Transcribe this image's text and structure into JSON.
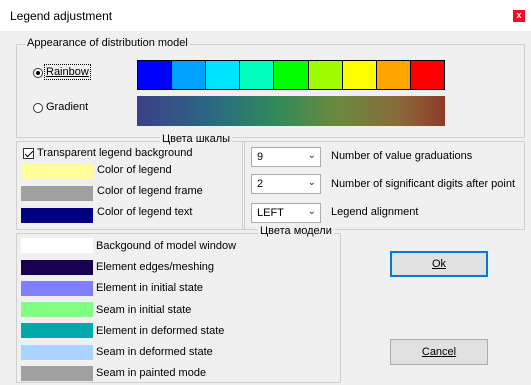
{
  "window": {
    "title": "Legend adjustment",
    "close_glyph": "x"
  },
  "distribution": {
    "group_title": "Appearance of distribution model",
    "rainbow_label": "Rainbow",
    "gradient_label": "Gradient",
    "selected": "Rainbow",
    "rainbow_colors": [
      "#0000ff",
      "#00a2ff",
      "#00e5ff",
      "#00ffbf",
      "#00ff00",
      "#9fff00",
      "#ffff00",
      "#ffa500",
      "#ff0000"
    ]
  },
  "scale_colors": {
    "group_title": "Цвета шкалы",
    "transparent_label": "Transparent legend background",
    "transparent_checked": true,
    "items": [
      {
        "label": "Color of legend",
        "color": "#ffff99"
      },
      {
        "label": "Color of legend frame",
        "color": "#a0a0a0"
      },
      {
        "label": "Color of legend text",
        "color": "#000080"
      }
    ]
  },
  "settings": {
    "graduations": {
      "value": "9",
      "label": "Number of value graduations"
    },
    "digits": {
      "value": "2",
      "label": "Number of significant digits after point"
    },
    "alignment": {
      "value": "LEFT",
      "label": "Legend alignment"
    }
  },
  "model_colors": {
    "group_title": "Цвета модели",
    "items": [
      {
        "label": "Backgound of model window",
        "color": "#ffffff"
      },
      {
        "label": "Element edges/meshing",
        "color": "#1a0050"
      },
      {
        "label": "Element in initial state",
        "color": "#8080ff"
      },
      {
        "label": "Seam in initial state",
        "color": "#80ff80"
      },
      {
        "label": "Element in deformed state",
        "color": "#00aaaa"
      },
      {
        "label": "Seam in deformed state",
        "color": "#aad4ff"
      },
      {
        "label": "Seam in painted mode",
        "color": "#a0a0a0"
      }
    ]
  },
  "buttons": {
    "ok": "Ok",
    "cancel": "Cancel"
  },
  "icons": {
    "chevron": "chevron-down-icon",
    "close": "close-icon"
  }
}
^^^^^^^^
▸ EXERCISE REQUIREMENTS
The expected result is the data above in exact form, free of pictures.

▸ OUTPUT FOR THIS TASK
Transcribe this image's text and structure into JSON.
{
  "window": {
    "title": "Legend adjustment",
    "close_glyph": "x"
  },
  "distribution": {
    "group_title": "Appearance of distribution model",
    "rainbow_label": "Rainbow",
    "gradient_label": "Gradient",
    "selected": "Rainbow",
    "rainbow_colors": [
      "#0000ff",
      "#00a2ff",
      "#00e5ff",
      "#00ffbf",
      "#00ff00",
      "#9fff00",
      "#ffff00",
      "#ffa500",
      "#ff0000"
    ]
  },
  "scale_colors": {
    "group_title": "Цвета шкалы",
    "transparent_label": "Transparent legend background",
    "transparent_checked": true,
    "items": [
      {
        "label": "Color of legend",
        "color": "#ffff99"
      },
      {
        "label": "Color of legend frame",
        "color": "#a0a0a0"
      },
      {
        "label": "Color of legend text",
        "color": "#000080"
      }
    ]
  },
  "settings": {
    "graduations": {
      "value": "9",
      "label": "Number of value graduations"
    },
    "digits": {
      "value": "2",
      "label": "Number of significant digits after point"
    },
    "alignment": {
      "value": "LEFT",
      "label": "Legend alignment"
    }
  },
  "model_colors": {
    "group_title": "Цвета модели",
    "items": [
      {
        "label": "Backgound of model window",
        "color": "#ffffff"
      },
      {
        "label": "Element edges/meshing",
        "color": "#1a0050"
      },
      {
        "label": "Element in initial state",
        "color": "#8080ff"
      },
      {
        "label": "Seam in initial state",
        "color": "#80ff80"
      },
      {
        "label": "Element in deformed state",
        "color": "#00aaaa"
      },
      {
        "label": "Seam in deformed state",
        "color": "#aad4ff"
      },
      {
        "label": "Seam in painted mode",
        "color": "#a0a0a0"
      }
    ]
  },
  "buttons": {
    "ok": "Ok",
    "cancel": "Cancel"
  },
  "icons": {
    "chevron": "chevron-down-icon",
    "close": "close-icon"
  }
}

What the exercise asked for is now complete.